December 5th, 2013 permalink
It took me a moment to point my camera and snap this unexpected visit of muskrats swimming in tandem. I was shooting blind into the night and glad I pointed the camera accurately. Just before this shot was taken, the lower muskrat had it’s snout at the cheek of upper one. That’s a typical position a young muskrat swims in with a parent. I think this is a grown child who still forages with mom/dad. There’s an interesting furry mound between them that looks like a small member of the family. It must be a wave reflecting fur. The muskrats hopped up on the ice out of my camera’s range and there were only two of them.
September 28th, 2013 permalink
Brighton’s Main Street is closed to traffic so local farmers can sell their produce at the annual Harvest Festival. Some of the local farmers, however, don’t sell their goods. Muskrats can be seen swimming in the millpond as they transport their harvest back to their burrows. It’s used to either feed their pups or insulate their chambers to get ready for winter. Muskrats don’t store food for winter like some critters. They forage through all of the frigid months without a long winter’s nap. They are so industrious, I wonder if they nap at all.
September 13th, 2013 permalink
The millpond muskrats are becoming more active again. This fellow discovered a pile of cracked corn left for the ducks and is snarfing it up at the north end of the pond. Cracked corn is like crack cocaine for muskrats. They love it more than their usual diet of pond and shoreline plants. As the temperatures begin to decrease, the muskrats need to build an insulation layer of fat so they can remain active all winter.

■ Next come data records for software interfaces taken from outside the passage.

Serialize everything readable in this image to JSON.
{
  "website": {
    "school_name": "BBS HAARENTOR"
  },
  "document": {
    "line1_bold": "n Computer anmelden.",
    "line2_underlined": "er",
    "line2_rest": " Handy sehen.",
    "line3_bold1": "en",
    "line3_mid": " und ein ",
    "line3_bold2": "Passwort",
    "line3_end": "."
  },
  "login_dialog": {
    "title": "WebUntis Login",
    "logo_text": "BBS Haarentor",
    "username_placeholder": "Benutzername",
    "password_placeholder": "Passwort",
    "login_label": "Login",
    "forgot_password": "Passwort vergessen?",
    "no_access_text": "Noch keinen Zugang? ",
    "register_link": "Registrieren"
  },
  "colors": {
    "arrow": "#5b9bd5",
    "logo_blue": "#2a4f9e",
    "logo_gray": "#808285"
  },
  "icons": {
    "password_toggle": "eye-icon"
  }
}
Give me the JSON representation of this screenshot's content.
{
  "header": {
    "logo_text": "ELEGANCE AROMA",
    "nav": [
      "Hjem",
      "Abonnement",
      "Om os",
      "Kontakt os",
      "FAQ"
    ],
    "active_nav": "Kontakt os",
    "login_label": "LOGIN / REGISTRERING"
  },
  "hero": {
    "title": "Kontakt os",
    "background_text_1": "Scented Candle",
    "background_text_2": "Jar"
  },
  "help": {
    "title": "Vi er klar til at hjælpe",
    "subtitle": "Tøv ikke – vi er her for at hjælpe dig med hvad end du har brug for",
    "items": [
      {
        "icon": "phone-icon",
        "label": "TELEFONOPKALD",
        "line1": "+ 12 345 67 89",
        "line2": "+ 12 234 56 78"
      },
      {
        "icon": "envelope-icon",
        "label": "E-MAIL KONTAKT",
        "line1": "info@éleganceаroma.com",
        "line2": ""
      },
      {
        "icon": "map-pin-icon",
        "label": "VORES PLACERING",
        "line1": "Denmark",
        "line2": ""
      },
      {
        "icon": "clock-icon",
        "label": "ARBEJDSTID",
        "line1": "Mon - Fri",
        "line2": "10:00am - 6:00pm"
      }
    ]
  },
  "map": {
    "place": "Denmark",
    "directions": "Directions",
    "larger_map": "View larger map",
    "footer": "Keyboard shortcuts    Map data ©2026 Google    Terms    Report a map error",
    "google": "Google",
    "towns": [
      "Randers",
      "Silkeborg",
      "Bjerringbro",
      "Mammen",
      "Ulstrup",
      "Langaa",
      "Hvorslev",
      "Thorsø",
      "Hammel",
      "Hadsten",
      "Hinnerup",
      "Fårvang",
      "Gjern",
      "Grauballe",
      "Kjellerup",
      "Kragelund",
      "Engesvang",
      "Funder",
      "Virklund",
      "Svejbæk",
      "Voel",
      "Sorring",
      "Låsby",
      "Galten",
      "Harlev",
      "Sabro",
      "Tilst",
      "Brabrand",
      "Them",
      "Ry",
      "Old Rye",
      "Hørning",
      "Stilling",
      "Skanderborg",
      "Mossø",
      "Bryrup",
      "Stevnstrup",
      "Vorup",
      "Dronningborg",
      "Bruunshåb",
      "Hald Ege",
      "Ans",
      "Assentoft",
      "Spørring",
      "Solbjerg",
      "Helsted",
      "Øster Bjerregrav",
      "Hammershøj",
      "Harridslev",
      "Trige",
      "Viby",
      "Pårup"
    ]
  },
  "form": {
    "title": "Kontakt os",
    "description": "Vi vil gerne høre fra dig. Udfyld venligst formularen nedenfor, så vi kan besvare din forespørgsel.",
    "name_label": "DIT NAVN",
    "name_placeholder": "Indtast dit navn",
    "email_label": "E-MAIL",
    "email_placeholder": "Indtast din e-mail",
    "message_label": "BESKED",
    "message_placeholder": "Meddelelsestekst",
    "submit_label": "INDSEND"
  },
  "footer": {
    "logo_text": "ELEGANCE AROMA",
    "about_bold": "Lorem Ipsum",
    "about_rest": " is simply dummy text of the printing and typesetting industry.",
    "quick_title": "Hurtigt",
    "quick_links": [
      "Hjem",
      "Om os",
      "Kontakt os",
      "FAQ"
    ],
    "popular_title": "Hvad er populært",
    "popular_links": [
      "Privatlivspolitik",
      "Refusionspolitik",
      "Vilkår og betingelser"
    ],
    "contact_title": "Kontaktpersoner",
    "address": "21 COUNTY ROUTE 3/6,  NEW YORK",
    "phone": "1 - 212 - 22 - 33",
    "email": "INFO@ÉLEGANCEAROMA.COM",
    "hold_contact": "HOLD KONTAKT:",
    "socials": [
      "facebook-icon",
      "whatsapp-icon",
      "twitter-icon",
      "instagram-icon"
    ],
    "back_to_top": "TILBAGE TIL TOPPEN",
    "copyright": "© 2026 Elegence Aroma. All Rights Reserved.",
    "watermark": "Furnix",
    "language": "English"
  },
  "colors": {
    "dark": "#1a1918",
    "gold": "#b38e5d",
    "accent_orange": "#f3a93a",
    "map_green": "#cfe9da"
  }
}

Muskrats don’t hibernate. They can hold their breath for up to 15 minutes and swim under winter ice seeking plants that might continue to grow in the icy pond or they eat the roots of water lilies and other submerged vegetation.